YOUR GOAL>
Each line of the entries below that holds "html" is needed, copied in full.

Website and app data records>
****************
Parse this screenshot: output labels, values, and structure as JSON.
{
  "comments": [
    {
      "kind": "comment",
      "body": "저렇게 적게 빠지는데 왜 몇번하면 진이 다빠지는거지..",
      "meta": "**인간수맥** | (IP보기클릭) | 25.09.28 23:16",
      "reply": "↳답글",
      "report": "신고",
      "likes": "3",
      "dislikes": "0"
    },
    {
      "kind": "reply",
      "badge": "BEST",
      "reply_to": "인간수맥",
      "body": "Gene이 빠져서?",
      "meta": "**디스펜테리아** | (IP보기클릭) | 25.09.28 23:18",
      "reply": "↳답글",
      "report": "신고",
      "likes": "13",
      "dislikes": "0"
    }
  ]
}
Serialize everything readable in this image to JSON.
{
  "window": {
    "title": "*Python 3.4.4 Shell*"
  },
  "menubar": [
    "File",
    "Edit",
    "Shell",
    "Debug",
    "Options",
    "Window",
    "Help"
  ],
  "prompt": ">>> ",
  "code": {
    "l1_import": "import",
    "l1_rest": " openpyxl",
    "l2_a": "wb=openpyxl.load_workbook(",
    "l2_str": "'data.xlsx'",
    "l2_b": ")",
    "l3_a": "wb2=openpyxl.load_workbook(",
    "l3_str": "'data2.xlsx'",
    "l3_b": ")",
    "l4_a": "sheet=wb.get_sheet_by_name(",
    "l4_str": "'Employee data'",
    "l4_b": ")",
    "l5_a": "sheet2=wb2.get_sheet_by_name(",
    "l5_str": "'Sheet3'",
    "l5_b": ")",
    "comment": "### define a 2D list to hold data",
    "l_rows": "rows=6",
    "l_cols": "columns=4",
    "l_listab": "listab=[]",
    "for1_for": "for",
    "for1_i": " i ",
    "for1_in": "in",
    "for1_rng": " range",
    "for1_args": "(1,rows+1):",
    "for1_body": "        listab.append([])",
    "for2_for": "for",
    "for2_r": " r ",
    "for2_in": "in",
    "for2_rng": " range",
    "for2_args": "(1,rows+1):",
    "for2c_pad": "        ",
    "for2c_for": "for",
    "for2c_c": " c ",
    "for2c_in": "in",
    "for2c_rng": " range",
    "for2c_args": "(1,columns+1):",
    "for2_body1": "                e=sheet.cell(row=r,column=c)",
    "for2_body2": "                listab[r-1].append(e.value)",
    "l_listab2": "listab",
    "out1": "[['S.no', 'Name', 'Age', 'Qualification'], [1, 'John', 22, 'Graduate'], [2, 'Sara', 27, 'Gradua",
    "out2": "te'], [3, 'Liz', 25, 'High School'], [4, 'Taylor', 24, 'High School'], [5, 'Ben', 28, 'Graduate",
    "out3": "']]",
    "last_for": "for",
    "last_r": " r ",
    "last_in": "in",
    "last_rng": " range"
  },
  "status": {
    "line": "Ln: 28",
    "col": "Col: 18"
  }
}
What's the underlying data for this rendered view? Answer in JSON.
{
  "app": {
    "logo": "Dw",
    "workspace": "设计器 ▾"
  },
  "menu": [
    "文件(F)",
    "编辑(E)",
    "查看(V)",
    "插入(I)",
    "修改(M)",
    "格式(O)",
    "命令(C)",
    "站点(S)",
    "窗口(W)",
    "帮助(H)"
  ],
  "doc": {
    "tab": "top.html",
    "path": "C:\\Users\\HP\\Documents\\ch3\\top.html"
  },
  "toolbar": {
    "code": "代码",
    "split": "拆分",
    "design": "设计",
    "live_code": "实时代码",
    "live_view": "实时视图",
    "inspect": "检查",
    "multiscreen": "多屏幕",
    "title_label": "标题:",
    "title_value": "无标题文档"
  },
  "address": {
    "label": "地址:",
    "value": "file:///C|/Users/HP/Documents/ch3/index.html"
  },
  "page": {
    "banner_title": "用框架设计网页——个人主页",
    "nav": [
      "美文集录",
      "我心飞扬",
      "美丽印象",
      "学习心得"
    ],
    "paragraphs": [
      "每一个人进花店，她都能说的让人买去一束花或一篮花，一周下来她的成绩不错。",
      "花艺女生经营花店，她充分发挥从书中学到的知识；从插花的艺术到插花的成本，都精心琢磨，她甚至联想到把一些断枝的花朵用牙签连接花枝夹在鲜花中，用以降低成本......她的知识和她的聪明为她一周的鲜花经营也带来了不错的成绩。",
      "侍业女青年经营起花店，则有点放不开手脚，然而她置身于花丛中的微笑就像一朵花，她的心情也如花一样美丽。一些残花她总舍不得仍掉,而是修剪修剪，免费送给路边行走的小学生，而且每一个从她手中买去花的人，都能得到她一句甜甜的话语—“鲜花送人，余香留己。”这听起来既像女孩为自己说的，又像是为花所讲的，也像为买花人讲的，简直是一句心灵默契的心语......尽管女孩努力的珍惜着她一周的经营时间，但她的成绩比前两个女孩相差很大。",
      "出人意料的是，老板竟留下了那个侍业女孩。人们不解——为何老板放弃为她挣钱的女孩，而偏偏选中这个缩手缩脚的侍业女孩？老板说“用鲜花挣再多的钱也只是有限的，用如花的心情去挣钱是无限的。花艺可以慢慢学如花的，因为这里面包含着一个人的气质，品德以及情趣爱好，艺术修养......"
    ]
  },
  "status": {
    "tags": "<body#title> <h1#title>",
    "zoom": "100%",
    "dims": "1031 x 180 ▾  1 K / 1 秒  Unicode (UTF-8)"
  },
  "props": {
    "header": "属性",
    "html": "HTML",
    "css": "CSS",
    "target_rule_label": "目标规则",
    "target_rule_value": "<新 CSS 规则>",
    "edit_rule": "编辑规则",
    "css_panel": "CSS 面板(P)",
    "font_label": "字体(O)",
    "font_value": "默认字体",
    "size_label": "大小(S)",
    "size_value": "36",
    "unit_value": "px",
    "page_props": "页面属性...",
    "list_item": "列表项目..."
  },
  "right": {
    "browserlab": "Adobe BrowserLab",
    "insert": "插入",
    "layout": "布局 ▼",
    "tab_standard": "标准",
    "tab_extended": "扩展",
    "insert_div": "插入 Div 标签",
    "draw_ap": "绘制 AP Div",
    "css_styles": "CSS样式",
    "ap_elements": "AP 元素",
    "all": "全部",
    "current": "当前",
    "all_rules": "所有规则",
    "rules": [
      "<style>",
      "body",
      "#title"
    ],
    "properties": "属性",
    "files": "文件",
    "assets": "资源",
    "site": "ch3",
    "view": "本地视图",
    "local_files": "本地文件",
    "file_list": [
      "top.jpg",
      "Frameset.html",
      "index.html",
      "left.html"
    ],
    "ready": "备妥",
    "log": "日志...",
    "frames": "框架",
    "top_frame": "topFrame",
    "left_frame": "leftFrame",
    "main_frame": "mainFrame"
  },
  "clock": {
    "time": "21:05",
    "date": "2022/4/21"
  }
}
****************
WRITTEN SOLUTION>
    "tab": "top.html",
    "path": "C:\\Users\\HP\\Documents\\ch3\\top.html"
    "value": "file:///C|/Users/HP/Documents/ch3/index.html"
    "html": "HTML",
      "Frameset.html",
      "index.html",
      "left.html"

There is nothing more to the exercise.